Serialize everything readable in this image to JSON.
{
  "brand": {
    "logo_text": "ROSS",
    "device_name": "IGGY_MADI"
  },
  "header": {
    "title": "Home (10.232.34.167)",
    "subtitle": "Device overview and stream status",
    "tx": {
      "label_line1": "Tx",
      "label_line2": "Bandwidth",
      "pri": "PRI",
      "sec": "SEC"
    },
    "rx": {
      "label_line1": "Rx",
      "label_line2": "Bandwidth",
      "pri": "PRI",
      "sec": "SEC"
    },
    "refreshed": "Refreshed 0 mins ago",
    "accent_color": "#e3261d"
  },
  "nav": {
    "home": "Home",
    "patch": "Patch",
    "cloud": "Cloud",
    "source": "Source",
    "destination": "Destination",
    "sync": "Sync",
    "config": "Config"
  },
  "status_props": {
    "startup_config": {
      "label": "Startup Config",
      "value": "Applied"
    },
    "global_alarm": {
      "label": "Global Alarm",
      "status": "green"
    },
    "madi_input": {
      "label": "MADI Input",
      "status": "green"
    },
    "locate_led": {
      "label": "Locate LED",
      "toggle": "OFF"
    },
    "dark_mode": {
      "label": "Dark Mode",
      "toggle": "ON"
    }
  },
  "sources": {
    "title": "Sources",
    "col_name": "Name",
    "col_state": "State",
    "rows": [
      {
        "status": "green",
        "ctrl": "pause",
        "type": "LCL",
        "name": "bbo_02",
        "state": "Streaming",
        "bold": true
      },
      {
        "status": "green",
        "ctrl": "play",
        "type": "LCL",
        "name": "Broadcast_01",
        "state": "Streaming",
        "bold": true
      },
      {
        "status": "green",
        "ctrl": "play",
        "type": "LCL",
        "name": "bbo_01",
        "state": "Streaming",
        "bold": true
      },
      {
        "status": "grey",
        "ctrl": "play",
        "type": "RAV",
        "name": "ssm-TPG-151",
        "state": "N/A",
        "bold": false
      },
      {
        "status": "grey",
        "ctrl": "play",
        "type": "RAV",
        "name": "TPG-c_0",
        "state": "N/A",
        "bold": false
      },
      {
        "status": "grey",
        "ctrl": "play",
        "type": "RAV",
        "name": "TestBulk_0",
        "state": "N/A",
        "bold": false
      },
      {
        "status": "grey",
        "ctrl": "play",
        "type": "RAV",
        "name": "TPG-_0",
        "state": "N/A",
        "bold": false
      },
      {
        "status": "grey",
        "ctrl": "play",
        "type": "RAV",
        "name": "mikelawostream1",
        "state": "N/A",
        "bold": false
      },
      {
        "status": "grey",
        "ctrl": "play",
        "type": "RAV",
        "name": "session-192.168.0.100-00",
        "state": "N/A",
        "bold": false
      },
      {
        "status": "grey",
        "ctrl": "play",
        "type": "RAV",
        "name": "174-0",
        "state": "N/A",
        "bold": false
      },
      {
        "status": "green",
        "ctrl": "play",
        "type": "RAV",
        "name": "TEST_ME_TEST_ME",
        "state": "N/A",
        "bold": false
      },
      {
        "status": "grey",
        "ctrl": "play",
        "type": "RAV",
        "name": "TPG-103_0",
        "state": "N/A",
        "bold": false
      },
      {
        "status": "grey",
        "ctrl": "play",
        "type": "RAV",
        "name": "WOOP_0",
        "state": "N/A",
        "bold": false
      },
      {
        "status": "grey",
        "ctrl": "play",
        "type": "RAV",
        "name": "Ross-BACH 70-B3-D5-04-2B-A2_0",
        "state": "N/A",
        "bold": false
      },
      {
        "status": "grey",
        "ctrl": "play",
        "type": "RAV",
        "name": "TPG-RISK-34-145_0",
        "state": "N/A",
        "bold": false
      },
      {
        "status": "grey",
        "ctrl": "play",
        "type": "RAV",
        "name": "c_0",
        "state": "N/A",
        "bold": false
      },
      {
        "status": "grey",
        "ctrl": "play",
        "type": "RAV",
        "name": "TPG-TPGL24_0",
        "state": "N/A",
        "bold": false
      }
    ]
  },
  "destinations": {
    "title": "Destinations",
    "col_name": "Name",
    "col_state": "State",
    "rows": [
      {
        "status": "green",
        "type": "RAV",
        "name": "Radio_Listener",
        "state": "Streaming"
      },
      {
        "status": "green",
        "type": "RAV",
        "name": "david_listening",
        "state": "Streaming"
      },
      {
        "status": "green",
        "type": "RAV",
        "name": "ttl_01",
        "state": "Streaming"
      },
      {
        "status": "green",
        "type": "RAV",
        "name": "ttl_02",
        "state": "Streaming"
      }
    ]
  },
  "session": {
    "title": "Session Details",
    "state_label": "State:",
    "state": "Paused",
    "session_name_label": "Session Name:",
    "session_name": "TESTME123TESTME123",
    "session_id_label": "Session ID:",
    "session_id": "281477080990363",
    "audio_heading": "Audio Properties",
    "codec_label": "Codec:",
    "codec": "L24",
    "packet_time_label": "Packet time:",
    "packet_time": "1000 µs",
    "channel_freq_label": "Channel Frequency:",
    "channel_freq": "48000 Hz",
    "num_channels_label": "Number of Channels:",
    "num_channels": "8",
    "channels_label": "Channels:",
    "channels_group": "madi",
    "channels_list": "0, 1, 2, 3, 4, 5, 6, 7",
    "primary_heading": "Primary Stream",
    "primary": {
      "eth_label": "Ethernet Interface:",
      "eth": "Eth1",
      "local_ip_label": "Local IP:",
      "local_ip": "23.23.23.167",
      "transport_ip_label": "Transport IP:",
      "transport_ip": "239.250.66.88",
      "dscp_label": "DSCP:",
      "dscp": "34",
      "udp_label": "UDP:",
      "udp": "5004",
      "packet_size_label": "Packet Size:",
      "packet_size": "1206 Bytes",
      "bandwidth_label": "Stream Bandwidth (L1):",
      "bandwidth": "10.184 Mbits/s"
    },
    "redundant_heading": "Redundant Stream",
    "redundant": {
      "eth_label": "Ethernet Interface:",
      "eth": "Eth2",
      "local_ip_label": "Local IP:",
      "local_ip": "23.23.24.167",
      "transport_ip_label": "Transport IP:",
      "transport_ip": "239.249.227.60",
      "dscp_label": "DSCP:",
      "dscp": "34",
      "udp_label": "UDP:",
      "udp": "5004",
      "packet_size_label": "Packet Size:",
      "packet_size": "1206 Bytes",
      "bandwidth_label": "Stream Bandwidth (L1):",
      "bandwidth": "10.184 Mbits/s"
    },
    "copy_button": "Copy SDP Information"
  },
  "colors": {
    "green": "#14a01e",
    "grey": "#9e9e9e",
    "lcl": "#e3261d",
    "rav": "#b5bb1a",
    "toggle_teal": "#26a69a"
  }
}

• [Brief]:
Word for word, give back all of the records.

• [Response box]:
Serialize everything readable in this image to JSON.
{
  "brand": {
    "logo_text": "ROSS",
    "device_name": "IGGY_MADI"
  },
  "header": {
    "title": "Home (10.232.34.167)",
    "subtitle": "Device overview and stream status",
    "tx": {
      "label_line1": "Tx",
      "label_line2": "Bandwidth",
      "pri": "PRI",
      "sec": "SEC"
    },
    "rx": {
      "label_line1": "Rx",
      "label_line2": "Bandwidth",
      "pri": "PRI",
      "sec": "SEC"
    },
    "refreshed": "Refreshed 0 mins ago",
    "accent_color": "#e3261d"
  },
  "nav": {
    "home": "Home",
    "patch": "Patch",
    "cloud": "Cloud",
    "source": "Source",
    "destination": "Destination",
    "sync": "Sync",
    "config": "Config"
  },
  "status_props": {
    "startup_config": {
      "label": "Startup Config",
      "value": "Applied"
    },
    "global_alarm": {
      "label": "Global Alarm",
      "status": "green"
    },
    "madi_input": {
      "label": "MADI Input",
      "status": "green"
    },
    "locate_led": {
      "label": "Locate LED",
      "toggle": "OFF"
    },
    "dark_mode": {
      "label": "Dark Mode",
      "toggle": "ON"
    }
  },
  "sources": {
    "title": "Sources",
    "col_name": "Name",
    "col_state": "State",
    "rows": [
      {
        "status": "green",
        "ctrl": "pause",
        "type": "LCL",
        "name": "bbo_02",
        "state": "Streaming",
        "bold": true
      },
      {
        "status": "green",
        "ctrl": "play",
        "type": "LCL",
        "name": "Broadcast_01",
        "state": "Streaming",
        "bold": true
      },
      {
        "status": "green",
        "ctrl": "play",
        "type": "LCL",
        "name": "bbo_01",
        "state": "Streaming",
        "bold": true
      },
      {
        "status": "grey",
        "ctrl": "play",
        "type": "RAV",
        "name": "ssm-TPG-151",
        "state": "N/A",
        "bold": false
      },
      {
        "status": "grey",
        "ctrl": "play",
        "type": "RAV",
        "name": "TPG-c_0",
        "state": "N/A",
        "bold": false
      },
      {
        "status": "grey",
        "ctrl": "play",
        "type": "RAV",
        "name": "TestBulk_0",
        "state": "N/A",
        "bold": false
      },
      {
        "status": "grey",
        "ctrl": "play",
        "type": "RAV",
        "name": "TPG-_0",
        "state": "N/A",
        "bold": false
      },
      {
        "status": "grey",
        "ctrl": "play",
        "type": "RAV",
        "name": "mikelawostream1",
        "state": "N/A",
        "bold": false
      },
      {
        "status": "grey",
        "ctrl": "play",
        "type": "RAV",
        "name": "session-192.168.0.100-00",
        "state": "N/A",
        "bold": false
      },
      {
        "status": "grey",
        "ctrl": "play",
        "type": "RAV",
        "name": "174-0",
        "state": "N/A",
        "bold": false
      },
      {
        "status": "green",
        "ctrl": "play",
        "type": "RAV",
        "name": "TEST_ME_TEST_ME",
        "state": "N/A",
        "bold": false
      },
      {
        "status": "grey",
        "ctrl": "play",
        "type": "RAV",
        "name": "TPG-103_0",
        "state": "N/A",
        "bold": false
      },
      {
        "status": "grey",
        "ctrl": "play",
        "type": "RAV",
        "name": "WOOP_0",
        "state": "N/A",
        "bold": false
      },
      {
        "status": "grey",
        "ctrl": "play",
        "type": "RAV",
        "name": "Ross-BACH 70-B3-D5-04-2B-A2_0",
        "state": "N/A",
        "bold": false
      },
      {
        "status": "grey",
        "ctrl": "play",
        "type": "RAV",
        "name": "TPG-RISK-34-145_0",
        "state": "N/A",
        "bold": false
      },
      {
        "status": "grey",
        "ctrl": "play",
        "type": "RAV",
        "name": "c_0",
        "state": "N/A",
        "bold": false
      },
      {
        "status": "grey",
        "ctrl": "play",
        "type": "RAV",
        "name": "TPG-TPGL24_0",
        "state": "N/A",
        "bold": false
      }
    ]
  },
  "destinations": {
    "title": "Destinations",
    "col_name": "Name",
    "col_state": "State",
    "rows": [
      {
        "status": "green",
        "type": "RAV",
        "name": "Radio_Listener",
        "state": "Streaming"
      },
      {
        "status": "green",
        "type": "RAV",
        "name": "david_listening",
        "state": "Streaming"
      },
      {
        "status": "green",
        "type": "RAV",
        "name": "ttl_01",
        "state": "Streaming"
      },
      {
        "status": "green",
        "type": "RAV",
        "name": "ttl_02",
        "state": "Streaming"
      }
    ]
  },
  "session": {
    "title": "Session Details",
    "state_label": "State:",
    "state": "Paused",
    "session_name_label": "Session Name:",
    "session_name": "TESTME123TESTME123",
    "session_id_label": "Session ID:",
    "session_id": "281477080990363",
    "audio_heading": "Audio Properties",
    "codec_label": "Codec:",
    "codec": "L24",
    "packet_time_label": "Packet time:",
    "packet_time": "1000 µs",
    "channel_freq_label": "Channel Frequency:",
    "channel_freq": "48000 Hz",
    "num_channels_label": "Number of Channels:",
    "num_channels": "8",
    "channels_label": "Channels:",
    "channels_group": "madi",
    "channels_list": "0, 1, 2, 3, 4, 5, 6, 7",
    "primary_heading": "Primary Stream",
    "primary": {
      "eth_label": "Ethernet Interface:",
      "eth": "Eth1",
      "local_ip_label": "Local IP:",
      "local_ip": "23.23.23.167",
      "transport_ip_label": "Transport IP:",
      "transport_ip": "239.250.66.88",
      "dscp_label": "DSCP:",
      "dscp": "34",
      "udp_label": "UDP:",
      "udp": "5004",
      "packet_size_label": "Packet Size:",
      "packet_size": "1206 Bytes",
      "bandwidth_label": "Stream Bandwidth (L1):",
      "bandwidth": "10.184 Mbits/s"
    },
    "redundant_heading": "Redundant Stream",
    "redundant": {
      "eth_label": "Ethernet Interface:",
      "eth": "Eth2",
      "local_ip_label": "Local IP:",
      "local_ip": "23.23.24.167",
      "transport_ip_label": "Transport IP:",
      "transport_ip": "239.249.227.60",
      "dscp_label": "DSCP:",
      "dscp": "34",
      "udp_label": "UDP:",
      "udp": "5004",
      "packet_size_label": "Packet Size:",
      "packet_size": "1206 Bytes",
      "bandwidth_label": "Stream Bandwidth (L1):",
      "bandwidth": "10.184 Mbits/s"
    },
    "copy_button": "Copy SDP Information"
  },
  "colors": {
    "green": "#14a01e",
    "grey": "#9e9e9e",
    "lcl": "#e3261d",
    "rav": "#b5bb1a",
    "toggle_teal": "#26a69a"
  }
}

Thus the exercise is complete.